(Aim of the task): Go through the data and copy each line where the word "Time" shows up.

(Provided data):
%%

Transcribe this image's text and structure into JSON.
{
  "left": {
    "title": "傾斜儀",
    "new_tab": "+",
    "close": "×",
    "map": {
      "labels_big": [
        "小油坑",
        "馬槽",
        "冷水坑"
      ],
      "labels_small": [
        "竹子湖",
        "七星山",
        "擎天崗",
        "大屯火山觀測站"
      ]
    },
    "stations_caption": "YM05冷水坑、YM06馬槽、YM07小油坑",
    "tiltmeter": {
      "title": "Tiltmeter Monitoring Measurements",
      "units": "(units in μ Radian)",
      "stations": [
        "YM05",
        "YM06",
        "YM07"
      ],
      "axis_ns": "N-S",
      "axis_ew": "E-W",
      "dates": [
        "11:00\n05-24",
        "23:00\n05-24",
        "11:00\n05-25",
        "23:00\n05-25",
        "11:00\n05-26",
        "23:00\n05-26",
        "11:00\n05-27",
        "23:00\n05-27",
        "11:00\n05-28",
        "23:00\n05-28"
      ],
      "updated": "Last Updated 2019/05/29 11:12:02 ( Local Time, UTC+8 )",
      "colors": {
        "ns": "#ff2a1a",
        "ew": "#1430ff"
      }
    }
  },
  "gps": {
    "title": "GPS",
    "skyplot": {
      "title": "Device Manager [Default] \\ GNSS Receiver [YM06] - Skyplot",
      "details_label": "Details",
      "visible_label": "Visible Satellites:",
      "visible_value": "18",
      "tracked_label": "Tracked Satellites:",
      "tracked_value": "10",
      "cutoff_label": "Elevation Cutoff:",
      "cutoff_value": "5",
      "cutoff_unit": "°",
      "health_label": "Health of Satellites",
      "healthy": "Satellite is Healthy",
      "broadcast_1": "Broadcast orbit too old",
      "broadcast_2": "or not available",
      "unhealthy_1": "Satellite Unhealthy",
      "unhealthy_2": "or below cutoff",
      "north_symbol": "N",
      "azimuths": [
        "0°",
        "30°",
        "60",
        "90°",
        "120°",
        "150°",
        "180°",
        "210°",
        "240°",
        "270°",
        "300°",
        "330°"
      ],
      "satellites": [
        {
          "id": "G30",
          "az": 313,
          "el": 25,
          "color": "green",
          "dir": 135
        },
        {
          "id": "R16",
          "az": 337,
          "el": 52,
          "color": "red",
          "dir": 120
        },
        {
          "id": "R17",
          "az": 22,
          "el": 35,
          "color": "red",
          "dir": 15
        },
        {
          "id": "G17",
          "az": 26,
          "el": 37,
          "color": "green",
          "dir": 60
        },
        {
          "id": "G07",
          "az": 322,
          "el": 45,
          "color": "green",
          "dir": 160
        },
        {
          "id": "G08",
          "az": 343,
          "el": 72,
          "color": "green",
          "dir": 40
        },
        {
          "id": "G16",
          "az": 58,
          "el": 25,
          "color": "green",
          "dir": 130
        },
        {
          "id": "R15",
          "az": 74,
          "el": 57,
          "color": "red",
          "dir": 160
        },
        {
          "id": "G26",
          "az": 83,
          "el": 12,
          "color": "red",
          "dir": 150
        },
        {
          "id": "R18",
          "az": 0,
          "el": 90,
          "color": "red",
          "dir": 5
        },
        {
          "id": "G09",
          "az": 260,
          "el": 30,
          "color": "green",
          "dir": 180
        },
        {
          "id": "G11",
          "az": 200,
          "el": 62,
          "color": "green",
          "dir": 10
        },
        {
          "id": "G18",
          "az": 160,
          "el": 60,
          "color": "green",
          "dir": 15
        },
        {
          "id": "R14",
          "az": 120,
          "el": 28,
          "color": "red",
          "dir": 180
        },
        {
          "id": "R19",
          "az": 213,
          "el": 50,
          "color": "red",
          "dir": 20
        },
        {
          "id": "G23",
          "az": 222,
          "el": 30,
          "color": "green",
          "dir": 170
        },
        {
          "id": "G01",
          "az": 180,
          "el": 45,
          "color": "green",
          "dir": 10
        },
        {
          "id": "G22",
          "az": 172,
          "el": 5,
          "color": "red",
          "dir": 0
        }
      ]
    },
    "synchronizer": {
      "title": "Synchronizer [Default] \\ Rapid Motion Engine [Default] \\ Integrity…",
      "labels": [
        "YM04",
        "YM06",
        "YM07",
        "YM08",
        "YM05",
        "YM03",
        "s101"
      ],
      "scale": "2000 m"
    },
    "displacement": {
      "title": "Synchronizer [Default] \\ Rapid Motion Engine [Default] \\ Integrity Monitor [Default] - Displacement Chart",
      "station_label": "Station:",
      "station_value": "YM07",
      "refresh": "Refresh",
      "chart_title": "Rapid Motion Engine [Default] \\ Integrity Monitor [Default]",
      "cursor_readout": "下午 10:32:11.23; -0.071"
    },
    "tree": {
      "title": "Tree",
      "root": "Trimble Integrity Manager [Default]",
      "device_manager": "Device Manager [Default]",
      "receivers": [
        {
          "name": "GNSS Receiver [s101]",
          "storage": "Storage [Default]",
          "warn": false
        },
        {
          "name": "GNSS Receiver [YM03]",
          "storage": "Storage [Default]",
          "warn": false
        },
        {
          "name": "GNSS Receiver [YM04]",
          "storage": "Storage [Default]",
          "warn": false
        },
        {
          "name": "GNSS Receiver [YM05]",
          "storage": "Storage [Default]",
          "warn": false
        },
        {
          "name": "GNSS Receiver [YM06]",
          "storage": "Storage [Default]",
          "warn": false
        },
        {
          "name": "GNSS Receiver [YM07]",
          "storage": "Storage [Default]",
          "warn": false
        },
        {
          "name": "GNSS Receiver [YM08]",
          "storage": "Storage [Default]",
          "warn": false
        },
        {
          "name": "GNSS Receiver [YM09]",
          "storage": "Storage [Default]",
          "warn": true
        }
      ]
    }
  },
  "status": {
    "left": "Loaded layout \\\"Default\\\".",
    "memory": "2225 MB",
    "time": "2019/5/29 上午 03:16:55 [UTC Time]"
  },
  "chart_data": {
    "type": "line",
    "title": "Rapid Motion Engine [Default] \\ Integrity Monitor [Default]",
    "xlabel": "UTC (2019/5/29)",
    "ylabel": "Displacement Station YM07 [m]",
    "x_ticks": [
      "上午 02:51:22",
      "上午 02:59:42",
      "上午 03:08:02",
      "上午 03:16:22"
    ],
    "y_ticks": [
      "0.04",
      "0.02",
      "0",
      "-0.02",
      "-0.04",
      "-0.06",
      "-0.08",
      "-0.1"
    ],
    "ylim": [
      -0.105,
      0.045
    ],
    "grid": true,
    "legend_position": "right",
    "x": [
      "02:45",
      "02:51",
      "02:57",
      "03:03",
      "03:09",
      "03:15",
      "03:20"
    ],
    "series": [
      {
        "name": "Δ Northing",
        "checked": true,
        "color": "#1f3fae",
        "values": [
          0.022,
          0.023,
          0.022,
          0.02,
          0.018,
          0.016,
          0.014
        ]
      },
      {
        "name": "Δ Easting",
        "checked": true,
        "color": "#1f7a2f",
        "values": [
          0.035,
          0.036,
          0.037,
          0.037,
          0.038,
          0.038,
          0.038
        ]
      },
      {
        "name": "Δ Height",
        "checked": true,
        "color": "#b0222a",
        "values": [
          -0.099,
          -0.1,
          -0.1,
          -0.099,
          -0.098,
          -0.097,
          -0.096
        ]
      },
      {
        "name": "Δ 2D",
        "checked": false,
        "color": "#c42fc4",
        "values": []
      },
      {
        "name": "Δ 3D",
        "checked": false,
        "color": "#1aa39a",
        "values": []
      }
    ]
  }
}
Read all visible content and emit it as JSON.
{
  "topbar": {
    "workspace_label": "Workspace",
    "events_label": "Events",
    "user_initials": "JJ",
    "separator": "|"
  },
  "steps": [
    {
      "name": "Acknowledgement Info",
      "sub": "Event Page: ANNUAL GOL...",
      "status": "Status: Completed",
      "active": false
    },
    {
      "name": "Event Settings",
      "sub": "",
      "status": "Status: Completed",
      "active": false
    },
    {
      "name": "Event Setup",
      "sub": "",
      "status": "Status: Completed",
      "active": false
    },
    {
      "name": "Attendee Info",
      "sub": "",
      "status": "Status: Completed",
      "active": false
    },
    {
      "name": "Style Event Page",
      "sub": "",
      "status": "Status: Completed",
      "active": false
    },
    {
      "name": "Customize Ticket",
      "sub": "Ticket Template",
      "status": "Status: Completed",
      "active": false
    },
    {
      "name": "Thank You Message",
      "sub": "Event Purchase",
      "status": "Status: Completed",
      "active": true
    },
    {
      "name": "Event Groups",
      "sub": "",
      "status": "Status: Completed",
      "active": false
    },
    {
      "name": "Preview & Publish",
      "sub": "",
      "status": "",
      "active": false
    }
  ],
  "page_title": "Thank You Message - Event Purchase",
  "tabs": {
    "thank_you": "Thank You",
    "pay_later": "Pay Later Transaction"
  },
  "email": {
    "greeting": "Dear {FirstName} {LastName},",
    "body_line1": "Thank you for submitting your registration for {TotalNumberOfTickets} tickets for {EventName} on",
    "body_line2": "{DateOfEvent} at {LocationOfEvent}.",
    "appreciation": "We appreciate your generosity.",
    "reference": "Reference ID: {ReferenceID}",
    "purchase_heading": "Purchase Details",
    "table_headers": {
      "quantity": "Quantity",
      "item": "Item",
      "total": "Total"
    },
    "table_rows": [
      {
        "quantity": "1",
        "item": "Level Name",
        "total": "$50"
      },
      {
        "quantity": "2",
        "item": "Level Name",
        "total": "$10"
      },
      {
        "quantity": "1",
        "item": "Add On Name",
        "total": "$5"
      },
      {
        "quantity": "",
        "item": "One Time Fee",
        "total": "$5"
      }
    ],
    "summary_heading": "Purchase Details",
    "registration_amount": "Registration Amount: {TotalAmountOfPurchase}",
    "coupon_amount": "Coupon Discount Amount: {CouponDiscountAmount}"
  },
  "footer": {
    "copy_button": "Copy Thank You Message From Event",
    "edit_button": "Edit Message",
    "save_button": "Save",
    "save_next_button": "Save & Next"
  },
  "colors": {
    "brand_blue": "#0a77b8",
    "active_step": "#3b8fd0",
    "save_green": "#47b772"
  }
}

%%

(Expected output):
      "updated": "Last Updated 2019/05/29 11:12:02 ( Local Time, UTC+8 )",
    "time": "2019/5/29 上午 03:16:55 [UTC Time]"
        "item": "One Time Fee",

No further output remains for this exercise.